Entries from a dataset of interfaces:
######
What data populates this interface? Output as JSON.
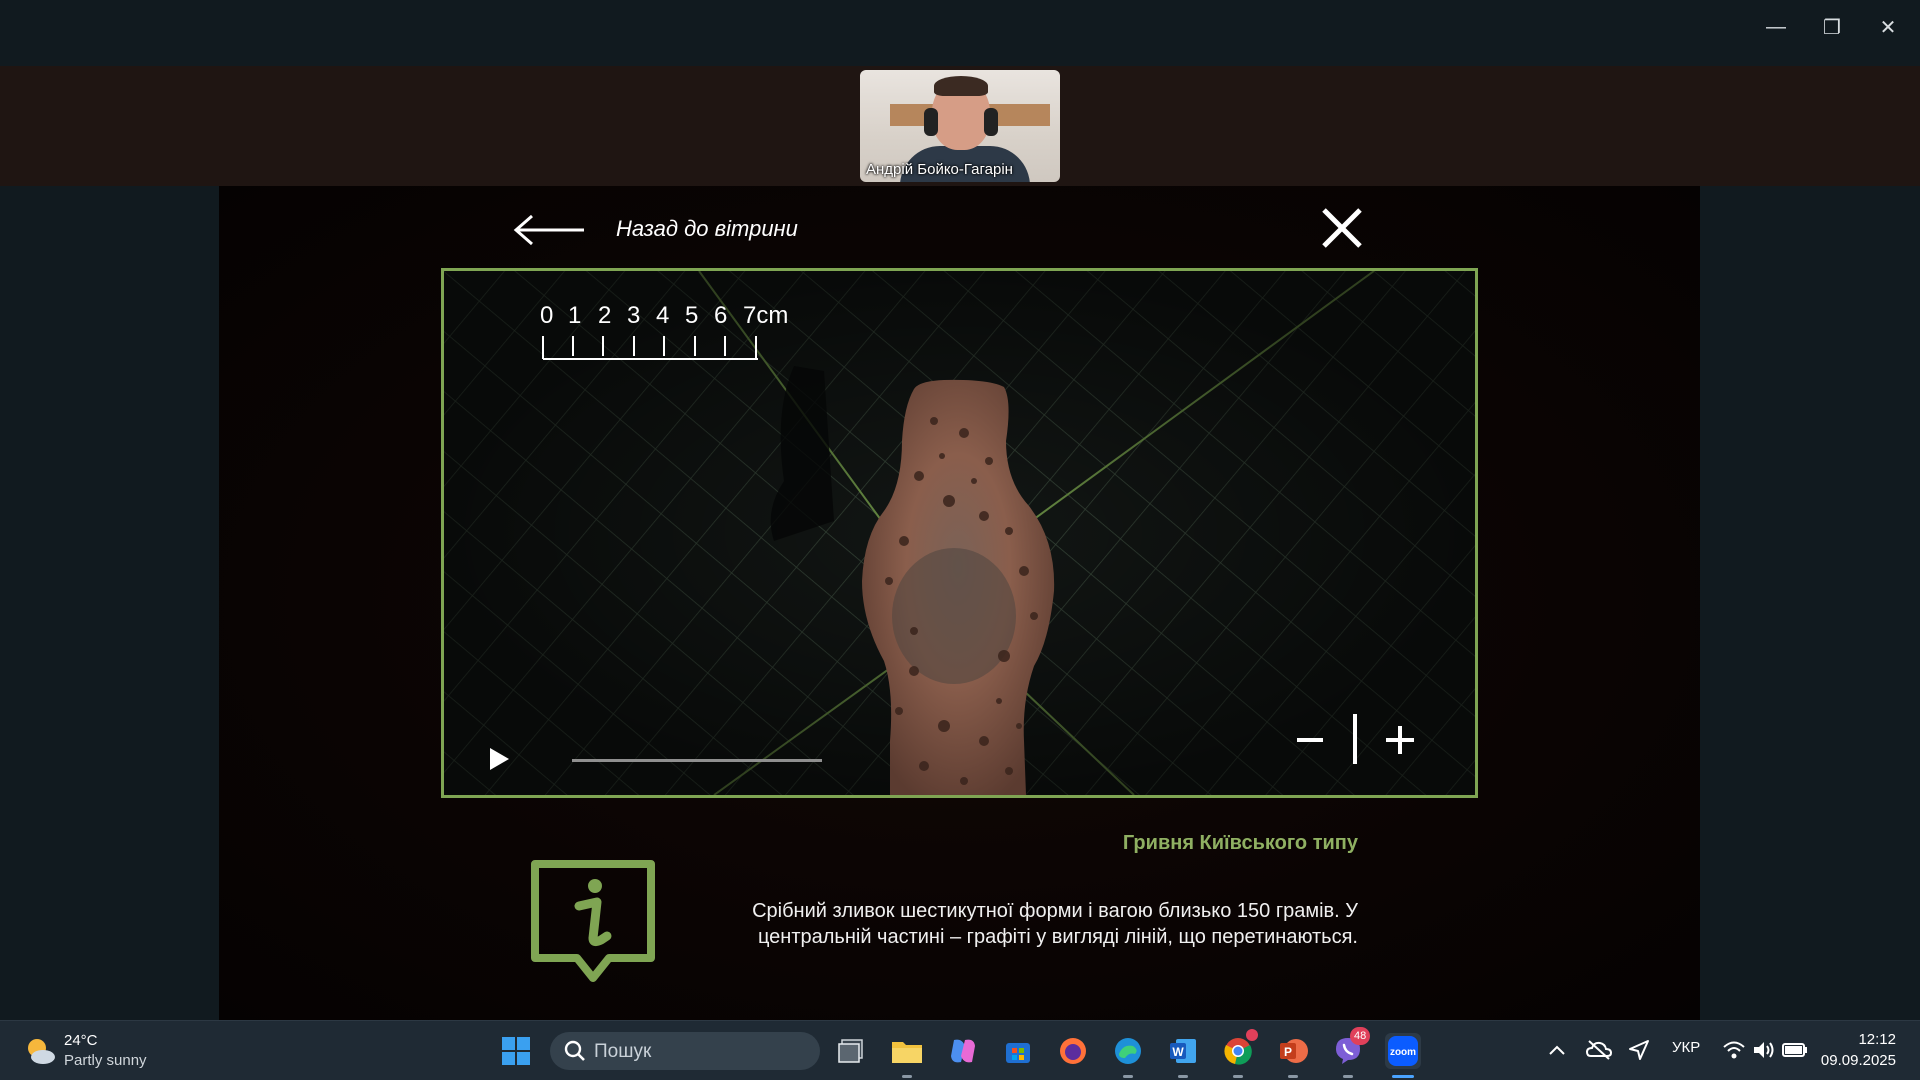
{
  "window": {
    "minimize_glyph": "—",
    "restore_glyph": "❐",
    "close_glyph": "✕"
  },
  "participant": {
    "name": "Андрій Бойко-Гагарін"
  },
  "viewer_page": {
    "back_label": "Назад до вітрини",
    "ruler_labels": [
      "0",
      "1",
      "2",
      "3",
      "4",
      "5",
      "6",
      "7cm"
    ],
    "exhibit_title": "Гривня Київського типу",
    "description": "Срібний зливок шестикутної форми і вагою близько 150 грамів. У центральній частині – графіті у вигляді ліній, що перетинаються.",
    "accent_color": "#7fa553",
    "video_progress": 0.0
  },
  "taskbar": {
    "weather": {
      "temp": "24°C",
      "desc": "Partly sunny",
      "icon": "partly-sunny-icon"
    },
    "search_placeholder": "Пошук",
    "apps": [
      {
        "name": "start",
        "icon": "windows-icon"
      },
      {
        "name": "task-view",
        "icon": "task-view-icon"
      },
      {
        "name": "file-explorer",
        "icon": "folder-icon"
      },
      {
        "name": "copilot",
        "icon": "copilot-icon"
      },
      {
        "name": "microsoft-store",
        "icon": "store-icon"
      },
      {
        "name": "firefox",
        "icon": "firefox-icon"
      },
      {
        "name": "edge",
        "icon": "edge-icon"
      },
      {
        "name": "word",
        "icon": "word-icon",
        "letter": "W"
      },
      {
        "name": "chrome",
        "icon": "chrome-icon"
      },
      {
        "name": "powerpoint",
        "icon": "powerpoint-icon",
        "letter": "P"
      },
      {
        "name": "viber",
        "icon": "viber-icon",
        "badge": "48"
      },
      {
        "name": "zoom",
        "icon": "zoom-icon",
        "letter": "zoom"
      }
    ],
    "tray": {
      "language": "УКР",
      "time": "12:12",
      "date": "09.09.2025"
    }
  }
}
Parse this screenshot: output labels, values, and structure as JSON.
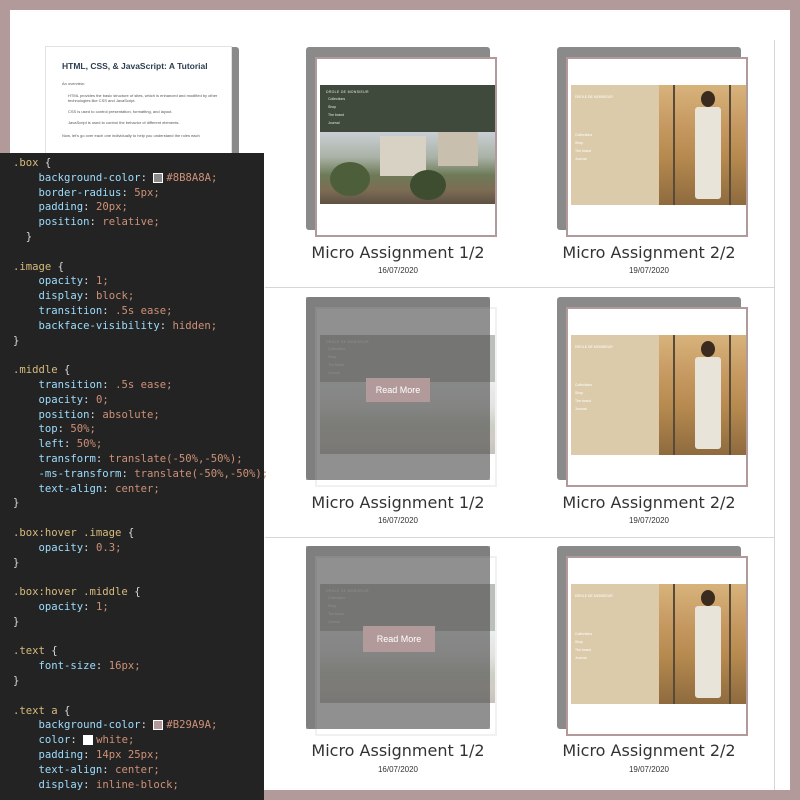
{
  "doc": {
    "title": "HTML, CSS, & JavaScript: A Tutorial",
    "intro": "An overview:",
    "bullets": [
      "HTML provides the basic structure of sites, which is enhanced and modified by other technologies like CSS and JavaScript.",
      "CSS is used to control presentation, formatting, and layout.",
      "JavaScript is used to control the behavior of different elements."
    ],
    "outro": "Now, let's go over each one individually to help you understand the roles each"
  },
  "cards": [
    {
      "caption": "Micro Assignment 1/2",
      "date": "16/07/2020"
    },
    {
      "caption": "Micro Assignment 2/2",
      "date": "19/07/2020"
    },
    {
      "caption": "Micro Assignment 1/2",
      "date": "16/07/2020"
    },
    {
      "caption": "Micro Assignment 2/2",
      "date": "19/07/2020"
    },
    {
      "caption": "Micro Assignment 1/2",
      "date": "16/07/2020"
    },
    {
      "caption": "Micro Assignment 2/2",
      "date": "19/07/2020"
    }
  ],
  "garden_site": {
    "brand": "DROLE DE MONSIEUR",
    "nav": [
      "Collections",
      "Shop",
      "The brand",
      "Journal"
    ]
  },
  "fashion_site": {
    "brand": "DROLE DE MONSIEUR",
    "nav": [
      "Collections",
      "Shop",
      "The brand",
      "Journal"
    ]
  },
  "read_more": "Read More",
  "code_lines": [
    ".box {",
    "    background-color: #8B8A8A;",
    "    border-radius: 5px;",
    "    padding: 20px;",
    "    position: relative;",
    "  }",
    "",
    ".image {",
    "    opacity: 1;",
    "    display: block;",
    "    transition: .5s ease;",
    "    backface-visibility: hidden;",
    "}",
    "",
    ".middle {",
    "    transition: .5s ease;",
    "    opacity: 0;",
    "    position: absolute;",
    "    top: 50%;",
    "    left: 50%;",
    "    transform: translate(-50%,-50%);",
    "    -ms-transform: translate(-50%,-50%);",
    "    text-align: center;",
    "}",
    "",
    ".box:hover .image {",
    "    opacity: 0.3;",
    "}",
    "",
    ".box:hover .middle {",
    "    opacity: 1;",
    "}",
    "",
    ".text {",
    "    font-size: 16px;",
    "}",
    "",
    ".text a {",
    "    background-color: #B29A9A;",
    "    color: white;",
    "    padding: 14px 25px;",
    "    text-align: center;",
    "    display: inline-block;"
  ],
  "colors": {
    "frame": "#B29A9A",
    "box": "#8B8A8A",
    "code_bg": "#232323"
  }
}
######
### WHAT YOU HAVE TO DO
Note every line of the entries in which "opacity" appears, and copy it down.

### RESULT OF THIS EXERCISE
    "    opacity: 1;",
    "    opacity: 0;",
    "    opacity: 0.3;",
    "    opacity: 1;",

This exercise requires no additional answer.